In eastern Montgomery County, fears of low-income housing have galvanized the community. Pushed by civic activists who were able to rewrite the local Master Plan to favor the development of single-family homes, the Planning Board approved a waiver last Thursday reducing the number of required Moderately Priced Dwelling Units (MPDUs) in a proposed 365-home Burtonsville development called Fairland Park. The project is part of the long-awaited Konterra “mini-city”, which covers 2,200 acres in Montgomery and Prince George’s counties west of Laurel.

The Fairland Master Plan Citizens Advisory Committee, which guided that document‘s revision years ago, sought to reduce the number of MPDUs at Fairland Park from 73 to 48, saying a “token amount of additional townhouses” would “neither result in community diversity or distinctiveness,” according to the staff report.

Twenty years ago, planners targeted East County for what they called “transit serviceability,” approving thousands of apartments and townhomes - some of which were MPDUs - adjacent to the proposed route of a light-rail line that was never even funded. Leading civic activists, who claim the area is a “dumping ground” for affordable housing that’s created traffic and hurt local schools, work to ensure that those mistakes aren’t repeated.

Burtonsville resident and committee chair Stuart Rochester says building the required amount of MPDUs would only exacerbate the “demographic and housing imbalances” in East County, but he fails to distinguish between attached housing and affordable housing. “Townhouses are being converted to rental units in the challenged neighborhoods east of US 29,” he writes in a letter to the Board, “and elementary school transiency rates remain among the highest in the County.”

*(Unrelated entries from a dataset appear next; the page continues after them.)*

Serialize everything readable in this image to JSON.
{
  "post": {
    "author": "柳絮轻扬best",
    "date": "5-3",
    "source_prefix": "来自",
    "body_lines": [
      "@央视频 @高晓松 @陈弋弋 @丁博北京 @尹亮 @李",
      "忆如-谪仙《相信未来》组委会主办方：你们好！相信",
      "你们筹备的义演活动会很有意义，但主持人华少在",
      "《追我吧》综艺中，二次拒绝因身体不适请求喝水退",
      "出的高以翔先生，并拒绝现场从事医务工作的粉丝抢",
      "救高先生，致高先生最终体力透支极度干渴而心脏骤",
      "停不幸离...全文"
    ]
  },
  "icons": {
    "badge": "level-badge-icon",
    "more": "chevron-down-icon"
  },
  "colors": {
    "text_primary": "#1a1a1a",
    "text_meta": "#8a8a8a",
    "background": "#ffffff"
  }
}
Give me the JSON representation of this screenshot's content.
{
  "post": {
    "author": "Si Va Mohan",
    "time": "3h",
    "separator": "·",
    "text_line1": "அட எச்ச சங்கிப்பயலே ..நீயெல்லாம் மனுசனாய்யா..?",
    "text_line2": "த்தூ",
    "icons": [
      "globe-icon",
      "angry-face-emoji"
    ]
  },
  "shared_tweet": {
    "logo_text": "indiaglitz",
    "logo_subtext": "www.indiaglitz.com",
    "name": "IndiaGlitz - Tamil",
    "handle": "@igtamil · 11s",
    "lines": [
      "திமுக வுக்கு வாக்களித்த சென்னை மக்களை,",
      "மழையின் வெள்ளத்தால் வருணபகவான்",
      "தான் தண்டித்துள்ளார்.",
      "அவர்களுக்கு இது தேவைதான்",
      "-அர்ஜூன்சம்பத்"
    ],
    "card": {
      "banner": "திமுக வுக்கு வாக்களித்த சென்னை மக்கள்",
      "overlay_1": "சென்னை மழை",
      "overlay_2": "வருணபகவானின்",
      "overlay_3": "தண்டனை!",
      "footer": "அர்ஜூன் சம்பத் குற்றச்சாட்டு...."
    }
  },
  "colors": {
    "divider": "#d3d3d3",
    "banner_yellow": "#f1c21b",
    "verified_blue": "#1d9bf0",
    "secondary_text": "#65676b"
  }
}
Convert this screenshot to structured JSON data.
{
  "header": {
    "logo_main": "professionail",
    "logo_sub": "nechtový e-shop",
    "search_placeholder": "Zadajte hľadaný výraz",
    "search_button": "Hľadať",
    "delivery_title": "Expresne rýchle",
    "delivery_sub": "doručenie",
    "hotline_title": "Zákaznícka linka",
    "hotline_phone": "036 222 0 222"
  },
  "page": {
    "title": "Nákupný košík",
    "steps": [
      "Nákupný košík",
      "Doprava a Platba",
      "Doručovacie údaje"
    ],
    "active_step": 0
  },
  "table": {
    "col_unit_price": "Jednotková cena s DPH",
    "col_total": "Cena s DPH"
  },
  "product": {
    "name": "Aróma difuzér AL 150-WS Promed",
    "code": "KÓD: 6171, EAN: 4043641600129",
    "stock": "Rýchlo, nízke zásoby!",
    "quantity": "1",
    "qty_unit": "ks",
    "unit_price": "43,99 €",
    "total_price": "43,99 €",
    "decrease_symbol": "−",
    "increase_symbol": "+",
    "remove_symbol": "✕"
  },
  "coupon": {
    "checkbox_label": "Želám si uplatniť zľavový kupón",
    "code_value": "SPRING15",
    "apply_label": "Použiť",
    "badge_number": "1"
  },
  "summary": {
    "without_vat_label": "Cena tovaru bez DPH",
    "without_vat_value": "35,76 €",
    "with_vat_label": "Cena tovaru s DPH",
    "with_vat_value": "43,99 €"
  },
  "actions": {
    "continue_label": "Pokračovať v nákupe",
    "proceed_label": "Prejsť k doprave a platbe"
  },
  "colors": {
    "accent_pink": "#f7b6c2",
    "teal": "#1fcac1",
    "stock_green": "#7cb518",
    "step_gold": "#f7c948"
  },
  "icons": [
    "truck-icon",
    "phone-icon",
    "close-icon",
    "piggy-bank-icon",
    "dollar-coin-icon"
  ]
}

Lisa Schwartz, planner from the county Department of Housing and Community Affairs, says if you want a balanced community, don’t set aside all the townhouses for poor people. Unlike conventional suburban neighborhoods, which segregate homes by type and price, the proposed site plan already mixes single-family homes and townhomes, many of which will be alley-served. Schwartz e-mailed the Planning Department requesting that the developer consider including some market-rate townhouses in the project. “It is DHCA’s position that such a plan would be more in keeping with the Fairland Master Plan’s general recommendation to ‘encourage dispersal of MPDUs in new developments,’” she writes.

The community is already sore about the Fairland Park project because an original proposal would have incorporated and privatized the public Gunpowder Golf Course. Now that the developers have dropped the golf course component, the advisory committee worries that the subdivision won’t “create a distinctive community of ‘move-up’ housing,” as prescribed by the Master Plan - and that any attached housing will further lower property values. It also strengthens the fear that Montgomery County is “playing favorites” with the more affluent communities on the west side.

Burtonsville does deserve a say in the process, but encouraging the use of a loophole that makes an already-expensive housing market even more inaccessible is disappointing use of their voice. Whether or not homes are built with government subsidies, prices go up for everyone when the supply of new units is decreased. And by offering as many as three types of housing - “move-up” single-family homes along with both market-rate and subsidized attached homes - Fairland Park will be more accessible to a broader range of East County residents, not to mention a stronger investment for its developers.